Published March 23, 2019
Tribal Leaders from All Pueblo Council of Governors and Navajo Nation meet with state and federal leaders to discuss long-term protection of Greater Chaco Landscape
ACOMA PUEBLO, N.M. — The All Pueblo Council of Governors (APCG) and the Navajo Nation met in a historic summit for the third time in the existence of APCG to reaffirm mutual commitment to protect sacred sites in the Greater Chaco Canyon region.
“The Greater Chaco region remains a vital part of Pueblo culture and is a direct connection to our ancestors,” said All Pueblo Council of Governors Chairman Edward Paul Torres, who was at the convening.
“Our partnership with the Navajo Nation should stand as a testament to the importance of this sacred landscape.

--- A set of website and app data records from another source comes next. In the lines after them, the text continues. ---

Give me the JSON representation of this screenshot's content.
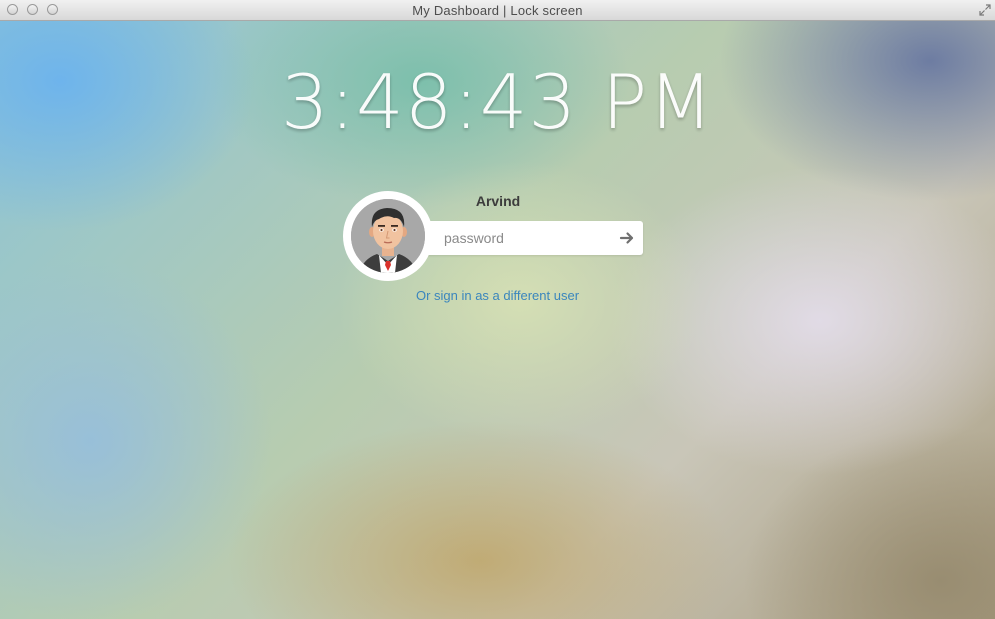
{
  "window": {
    "title": "My Dashboard | Lock screen"
  },
  "icons": {
    "fullscreen": "fullscreen-arrows-icon",
    "submit": "arrow-right-icon",
    "avatar": "user-avatar-illustration"
  },
  "lock": {
    "time": "3:48:43 PM",
    "username": "Arvind",
    "password_placeholder": "password",
    "password_value": "",
    "switch_user_label": "Or sign in as a different user"
  },
  "colors": {
    "link": "#3b86bd",
    "clock": "#ffffff"
  }
}
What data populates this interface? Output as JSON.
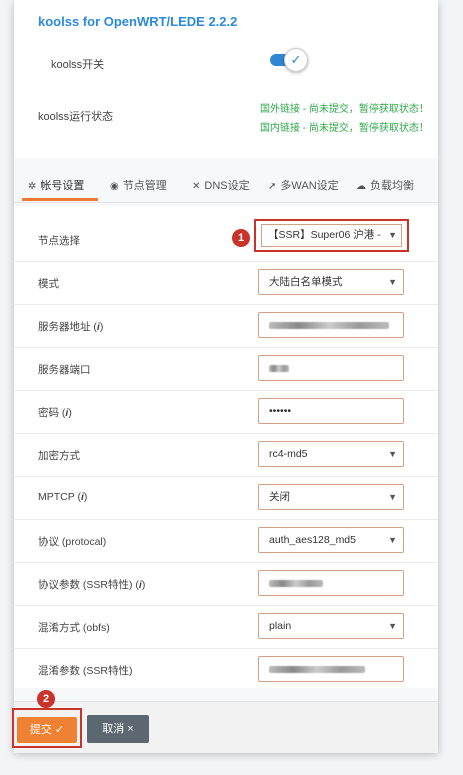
{
  "app": {
    "title": "koolss for OpenWRT/LEDE 2.2.2"
  },
  "status_card": {
    "switch_label": "koolss开关",
    "switch_on": true,
    "run_status_label": "koolss运行状态",
    "foreign_status": "国外链接 - 尚未提交，暂停获取状态！",
    "domestic_status": "国内链接 - 尚未提交，暂停获取状态！",
    "status_color": "#2ea84a"
  },
  "tabs": [
    {
      "label": "帐号设置",
      "icon": "gear-icon",
      "active": true
    },
    {
      "label": "节点管理",
      "icon": "globe-icon",
      "active": false
    },
    {
      "label": "DNS设定",
      "icon": "tools-icon",
      "active": false
    },
    {
      "label": "多WAN设定",
      "icon": "arrow-icon",
      "active": false
    },
    {
      "label": "负载均衡",
      "icon": "cloud-icon",
      "active": false
    }
  ],
  "form": {
    "node_label": "节点选择",
    "node_value": "【SSR】Super06 沪港 -",
    "mode_label": "模式",
    "mode_value": "大陆白名单模式",
    "server_label": "服务器地址 (",
    "server_info": "i",
    "server_label_end": ")",
    "port_label": "服务器端口",
    "password_label": "密码 (",
    "password_info": "i",
    "password_label_end": ")",
    "password_value": "••••••",
    "encrypt_label": "加密方式",
    "encrypt_value": "rc4-md5",
    "mptcp_label": "MPTCP (",
    "mptcp_info": "i",
    "mptcp_label_end": ")",
    "mptcp_value": "关闭",
    "protocol_label": "协议 (protocal)",
    "protocol_value": "auth_aes128_md5",
    "protocol_param_label": "协议参数 (SSR特性) (",
    "protocol_param_info": "i",
    "protocol_param_label_end": ")",
    "obfs_label": "混淆方式 (obfs)",
    "obfs_value": "plain",
    "obfs_param_label": "混淆参数 (SSR特性)"
  },
  "annotations": {
    "badge_1": "1",
    "badge_2": "2",
    "accent": "#c8332b"
  },
  "buttons": {
    "submit": "提交 ✓",
    "cancel": "取消 ×"
  }
}
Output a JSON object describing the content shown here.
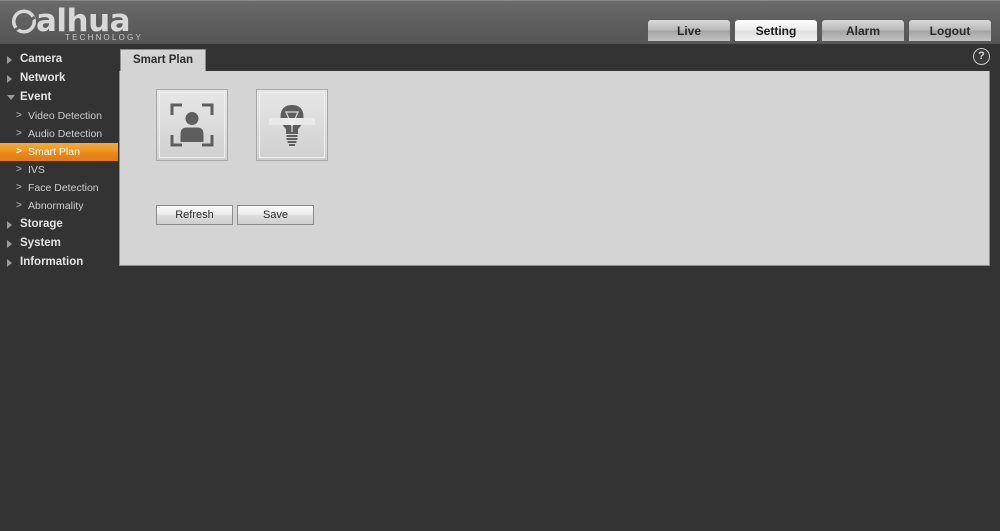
{
  "header": {
    "logo_text": "alhua",
    "logo_sub": "TECHNOLOGY",
    "nav_tabs": [
      {
        "label": "Live",
        "active": false
      },
      {
        "label": "Setting",
        "active": true
      },
      {
        "label": "Alarm",
        "active": false
      },
      {
        "label": "Logout",
        "active": false
      }
    ]
  },
  "sidebar": {
    "groups": [
      {
        "label": "Camera",
        "expanded": false
      },
      {
        "label": "Network",
        "expanded": false
      },
      {
        "label": "Event",
        "expanded": true
      },
      {
        "label": "Storage",
        "expanded": false
      },
      {
        "label": "System",
        "expanded": false
      },
      {
        "label": "Information",
        "expanded": false
      }
    ],
    "event_items": [
      {
        "label": "Video Detection",
        "active": false
      },
      {
        "label": "Audio Detection",
        "active": false
      },
      {
        "label": "Smart Plan",
        "active": true
      },
      {
        "label": "IVS",
        "active": false
      },
      {
        "label": "Face Detection",
        "active": false
      },
      {
        "label": "Abnormality",
        "active": false
      }
    ],
    "chevron": ">"
  },
  "tabbar": {
    "active_tab": "Smart Plan",
    "help_label": "?"
  },
  "main": {
    "cards": [
      {
        "name": "face-detection-card",
        "icon": "face-detection-icon",
        "selected": false
      },
      {
        "name": "smart-plan-bulb-card",
        "icon": "light-bulb-icon",
        "selected": false
      }
    ],
    "buttons": [
      {
        "label": "Refresh",
        "name": "refresh-button"
      },
      {
        "label": "Save",
        "name": "save-button"
      }
    ]
  },
  "colors": {
    "accent": "#ef9722",
    "background_dark": "#333333",
    "panel": "#d4d4d4",
    "header": "#606060"
  }
}
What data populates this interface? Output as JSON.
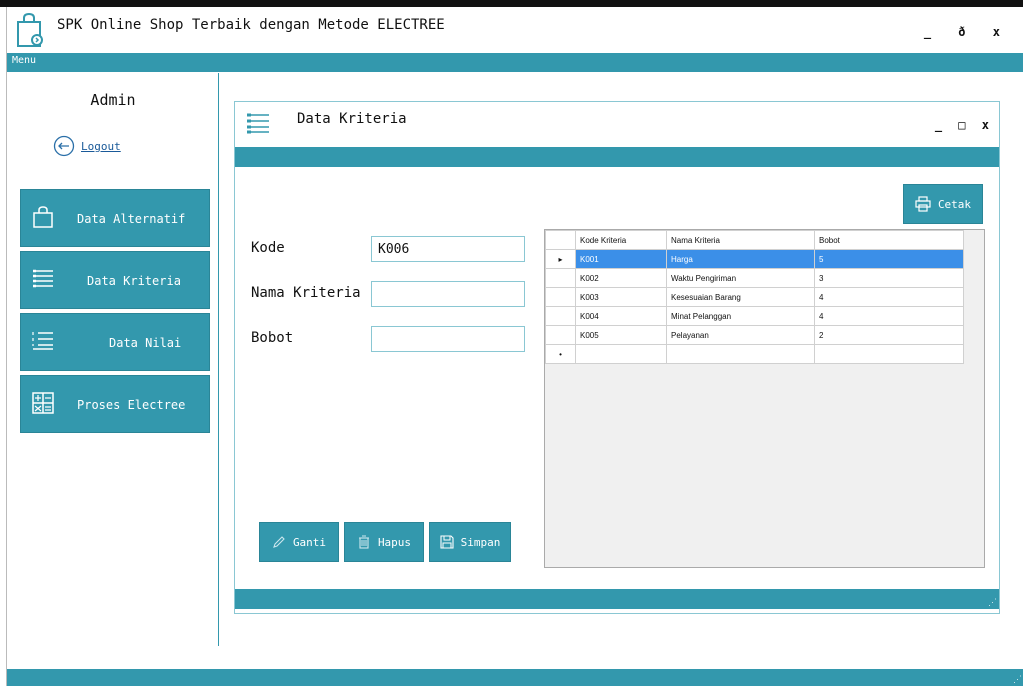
{
  "app": {
    "title": "SPK Online Shop Terbaik dengan Metode ELECTREE",
    "controls": {
      "minimize": "_",
      "restore": "ð",
      "close": "x"
    }
  },
  "menubar": {
    "menu_label": "Menu"
  },
  "sidebar": {
    "user": "Admin",
    "logout_label": "Logout",
    "items": [
      {
        "label": "Data Alternatif",
        "icon": "shopping-bag-icon"
      },
      {
        "label": "Data Kriteria",
        "icon": "list-icon"
      },
      {
        "label": "Data Nilai",
        "icon": "numbered-list-icon"
      },
      {
        "label": "Proses Electree",
        "icon": "calculator-icon"
      }
    ]
  },
  "child_window": {
    "title": "Data Kriteria",
    "controls": {
      "minimize": "_",
      "maximize": "□",
      "close": "x"
    }
  },
  "form": {
    "kode_label": "Kode",
    "kode_value": "K006",
    "nama_label": "Nama Kriteria",
    "nama_value": "",
    "bobot_label": "Bobot",
    "bobot_value": ""
  },
  "buttons": {
    "cetak": "Cetak",
    "ganti": "Ganti",
    "hapus": "Hapus",
    "simpan": "Simpan"
  },
  "grid": {
    "columns": [
      "Kode Kriteria",
      "Nama Kriteria",
      "Bobot"
    ],
    "rows": [
      [
        "K001",
        "Harga",
        "5"
      ],
      [
        "K002",
        "Waktu Pengiriman",
        "3"
      ],
      [
        "K003",
        "Kesesuaian Barang",
        "4"
      ],
      [
        "K004",
        "Minat Pelanggan",
        "4"
      ],
      [
        "K005",
        "Pelayanan",
        "2"
      ]
    ],
    "selected_row": 0,
    "current_row_marker": "▸",
    "new_row_marker": "•"
  },
  "colors": {
    "accent": "#3398ad",
    "selection": "#3b8fe8"
  }
}
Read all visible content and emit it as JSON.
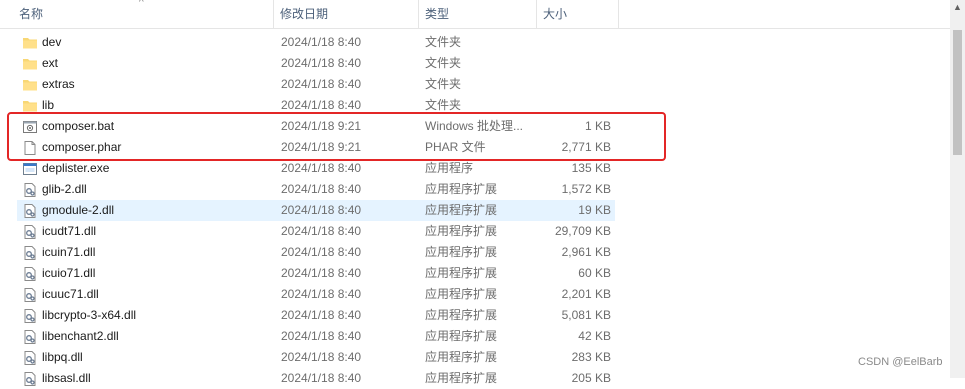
{
  "columns": {
    "name": "名称",
    "date": "修改日期",
    "type": "类型",
    "size": "大小"
  },
  "sort_indicator": "^",
  "files": [
    {
      "name": "dev",
      "date": "2024/1/18 8:40",
      "type": "文件夹",
      "size": "",
      "icon": "folder-icon"
    },
    {
      "name": "ext",
      "date": "2024/1/18 8:40",
      "type": "文件夹",
      "size": "",
      "icon": "folder-icon"
    },
    {
      "name": "extras",
      "date": "2024/1/18 8:40",
      "type": "文件夹",
      "size": "",
      "icon": "folder-icon"
    },
    {
      "name": "lib",
      "date": "2024/1/18 8:40",
      "type": "文件夹",
      "size": "",
      "icon": "folder-icon"
    },
    {
      "name": "composer.bat",
      "date": "2024/1/18 9:21",
      "type": "Windows 批处理...",
      "size": "1 KB",
      "icon": "batch-file-icon"
    },
    {
      "name": "composer.phar",
      "date": "2024/1/18 9:21",
      "type": "PHAR 文件",
      "size": "2,771 KB",
      "icon": "file-icon"
    },
    {
      "name": "deplister.exe",
      "date": "2024/1/18 8:40",
      "type": "应用程序",
      "size": "135 KB",
      "icon": "exe-icon"
    },
    {
      "name": "glib-2.dll",
      "date": "2024/1/18 8:40",
      "type": "应用程序扩展",
      "size": "1,572 KB",
      "icon": "dll-icon"
    },
    {
      "name": "gmodule-2.dll",
      "date": "2024/1/18 8:40",
      "type": "应用程序扩展",
      "size": "19 KB",
      "icon": "dll-icon",
      "selected": true
    },
    {
      "name": "icudt71.dll",
      "date": "2024/1/18 8:40",
      "type": "应用程序扩展",
      "size": "29,709 KB",
      "icon": "dll-icon"
    },
    {
      "name": "icuin71.dll",
      "date": "2024/1/18 8:40",
      "type": "应用程序扩展",
      "size": "2,961 KB",
      "icon": "dll-icon"
    },
    {
      "name": "icuio71.dll",
      "date": "2024/1/18 8:40",
      "type": "应用程序扩展",
      "size": "60 KB",
      "icon": "dll-icon"
    },
    {
      "name": "icuuc71.dll",
      "date": "2024/1/18 8:40",
      "type": "应用程序扩展",
      "size": "2,201 KB",
      "icon": "dll-icon"
    },
    {
      "name": "libcrypto-3-x64.dll",
      "date": "2024/1/18 8:40",
      "type": "应用程序扩展",
      "size": "5,081 KB",
      "icon": "dll-icon"
    },
    {
      "name": "libenchant2.dll",
      "date": "2024/1/18 8:40",
      "type": "应用程序扩展",
      "size": "42 KB",
      "icon": "dll-icon"
    },
    {
      "name": "libpq.dll",
      "date": "2024/1/18 8:40",
      "type": "应用程序扩展",
      "size": "283 KB",
      "icon": "dll-icon"
    },
    {
      "name": "libsasl.dll",
      "date": "2024/1/18 8:40",
      "type": "应用程序扩展",
      "size": "205 KB",
      "icon": "dll-icon"
    }
  ],
  "highlight_color": "#e32626",
  "watermark": "CSDN @EelBarb"
}
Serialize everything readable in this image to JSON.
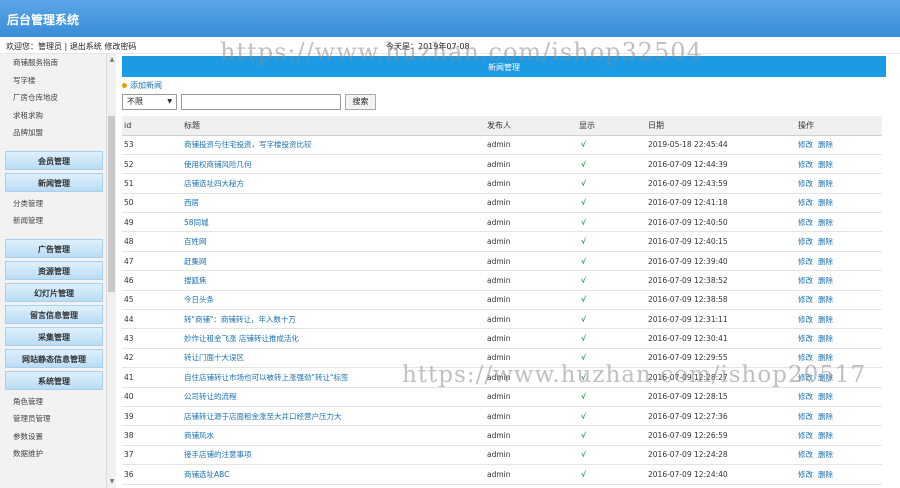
{
  "app": {
    "title": "后台管理系统"
  },
  "infobar": {
    "user_text": "欢迎您：管理员 | 退出系统 修改密码",
    "date_text": "今天是：2019年07-08"
  },
  "sidebar": {
    "top_items": [
      "商铺服务指南",
      "写字楼",
      "厂房仓库地皮",
      "求租求购",
      "品牌加盟"
    ],
    "groups": [
      {
        "header": "会员管理",
        "items": []
      },
      {
        "header": "新闻管理",
        "items": [
          "分类管理",
          "新闻管理"
        ]
      },
      {
        "header": "广告管理",
        "items": []
      },
      {
        "header": "资源管理",
        "items": []
      },
      {
        "header": "幻灯片管理",
        "items": []
      },
      {
        "header": "留言信息管理",
        "items": []
      },
      {
        "header": "采集管理",
        "items": []
      },
      {
        "header": "网站静态信息管理",
        "items": []
      },
      {
        "header": "系统管理",
        "items": [
          "角色管理",
          "管理员管理",
          "参数设置",
          "数据维护"
        ]
      }
    ]
  },
  "panel": {
    "title": "新闻管理",
    "add_link": "添加新闻",
    "filter_value": "不限",
    "search_button": "搜索"
  },
  "table": {
    "headers": [
      "id",
      "标题",
      "发布人",
      "显示",
      "日期",
      "操作"
    ],
    "edit_label": "修改",
    "delete_label": "删除",
    "rows": [
      {
        "id": "53",
        "title": "商铺投资与住宅投资，写字楼投资比较",
        "author": "admin",
        "show": "√",
        "date": "2019-05-18 22:45:44"
      },
      {
        "id": "52",
        "title": "使用权商铺风险几何",
        "author": "admin",
        "show": "√",
        "date": "2016-07-09 12:44:39"
      },
      {
        "id": "51",
        "title": "店铺选址四大秘方",
        "author": "admin",
        "show": "√",
        "date": "2016-07-09 12:43:59"
      },
      {
        "id": "50",
        "title": "西居",
        "author": "admin",
        "show": "√",
        "date": "2016-07-09 12:41:18"
      },
      {
        "id": "49",
        "title": "58同城",
        "author": "admin",
        "show": "√",
        "date": "2016-07-09 12:40:50"
      },
      {
        "id": "48",
        "title": "百姓网",
        "author": "admin",
        "show": "√",
        "date": "2016-07-09 12:40:15"
      },
      {
        "id": "47",
        "title": "赶集网",
        "author": "admin",
        "show": "√",
        "date": "2016-07-09 12:39:40"
      },
      {
        "id": "46",
        "title": "搜狐焦",
        "author": "admin",
        "show": "√",
        "date": "2016-07-09 12:38:52"
      },
      {
        "id": "45",
        "title": "今日头条",
        "author": "admin",
        "show": "√",
        "date": "2016-07-09 12:38:58"
      },
      {
        "id": "44",
        "title": "转\"商铺\"：商铺转让，年入数十万",
        "author": "admin",
        "show": "√",
        "date": "2016-07-09 12:31:11"
      },
      {
        "id": "43",
        "title": "妙作让租金飞涨 店铺转让推成活化",
        "author": "admin",
        "show": "√",
        "date": "2016-07-09 12:30:41"
      },
      {
        "id": "42",
        "title": "转让门面十大误区",
        "author": "admin",
        "show": "√",
        "date": "2016-07-09 12:29:55"
      },
      {
        "id": "41",
        "title": "自住店铺转让市场也可以被转上涨强劲\"转让\"标签",
        "author": "admin",
        "show": "√",
        "date": "2016-07-09 12:28:27"
      },
      {
        "id": "40",
        "title": "公司转让的流程",
        "author": "admin",
        "show": "√",
        "date": "2016-07-09 12:28:15"
      },
      {
        "id": "39",
        "title": "店铺转让源于店面租金涨至大井口经营户压力大",
        "author": "admin",
        "show": "√",
        "date": "2016-07-09 12:27:36"
      },
      {
        "id": "38",
        "title": "商铺风水",
        "author": "admin",
        "show": "√",
        "date": "2016-07-09 12:26:59"
      },
      {
        "id": "37",
        "title": "接手店铺的注意事项",
        "author": "admin",
        "show": "√",
        "date": "2016-07-09 12:24:28"
      },
      {
        "id": "36",
        "title": "商铺选址ABC",
        "author": "admin",
        "show": "√",
        "date": "2016-07-09 12:24:40"
      }
    ]
  },
  "watermarks": [
    "https://www.huzhan.com/ishop32504",
    "https://www.huzhan.com/ishop20517"
  ]
}
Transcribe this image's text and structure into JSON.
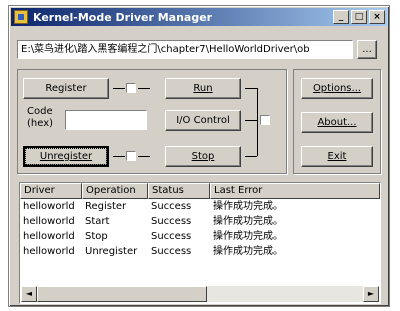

Chaco Canyon is, and always will be, a part of who we all are. Today, the All Pueblo Council of Governors, in consultation with the Navajo Nation, proudly reaffirms our support for the reintroduction of the Chaco Cultural Heritage Protection Act. We call on our Congressional delegation, state legislature, and Governor to support its passage as well.”
The meeting was held at the Acoma Pueblo, the oldest continually inhabited community in North America. The meeting is the third between these 21 sovereign Tribes to discuss pushing for protections for the Greater Chaco landscape in the wake of ongoing oil and gas development. In attendance were federal and state agencies whose actions or land management plans may affect Chaco Canyon National Historic Park, and traditional cultural properties and sacred sites in the Greater Chaco area.
“We join our Pueblo neighbors in supporting the Chaco Cultural Heritage Protection Act, which will protect the area from any mineral development on Federal lands and help preserve the dwellings and sacred objects. We recognize how important this place is to Indian nations including the Navajo as stories of Chaco and the surrounding area are deeply embedded in our way of life. I thank Senator Tom Udall and New Mexico’s congressional delegation, state representatives, and Pueblo leadership for their efforts to protect the Chaco area so that our children may learn of the unique history and culture of this sacred place.” – Jonathan Nez, Navajo Nation President
Today’s meeting comes as Senators Tom Udall and Martin Heinrich announced their intention to re-introduce legislation that would withdraw federal mineral estate from the Greater Chaco Core Protection Zone from additional energy development that would mar the region’s cultural sites and landscape. The Chaco Cultural Heritage Area Protection Act of 2018 was previously introduced by Senators Udall and Heinrich. The legislation has been developed in collaboration with Pueblo and Navajo nations and the joint tribal meeting is a significant moment in the long history of Chaco Canyon. Navajo Nation President Jonathan Nez, Congresswoman Xochitl Torres Small, Secretary of Indian Affairs Lynn Trujillo, State Land Commissioner Stephanie Garcia-Richard and many other tribal leaders spoke to lend their support to the effort. Together, the 20 Pueblos of APCG, the Navajo Nation, and the State of New Mexico stand poised – in a first of a kind tri-governmental statement – to support the legislation and protections it will provide.
More than 90 percent of public lands within the area are already leased for oil and gas drilling, and recently there have been several incidents that have made it clear that the Greater Chaco Canyon area continues to be threatened. For example, last year, U.S. Department of the Interior Secretary Ryan Zinke deferred the oil and gas sale near Chaco Canyon, but a federal judge reversed his previous decision that oil and gas development near the historic site violated federal law. And just this winter, after immense pressure from diverse stakeholders, BLM reversed course for a third time on a lease sale within the Greater Chaco area. The BLM is currently preparing a Resource Management Plan amendment that will shape future development in northwest New Mexico, and Tribes are anxiously awaiting its release. Pueblo and Navajo leaders have consistently called on the agency to protect the core protection zone around Chaco Culture National Historical Park.
Governor Michael Chavarria of the Santa Clara Pueblo added, “Until this area is permanently protected, we are living in a state of uncertainty and doubt as the BLM prepares its plan amendment. Given the tumultuous track record from this administration and the legal system, I am urging Congress to follow our delegation’s lead and pass legislation to permanently protect Greater Chaco Canyon.”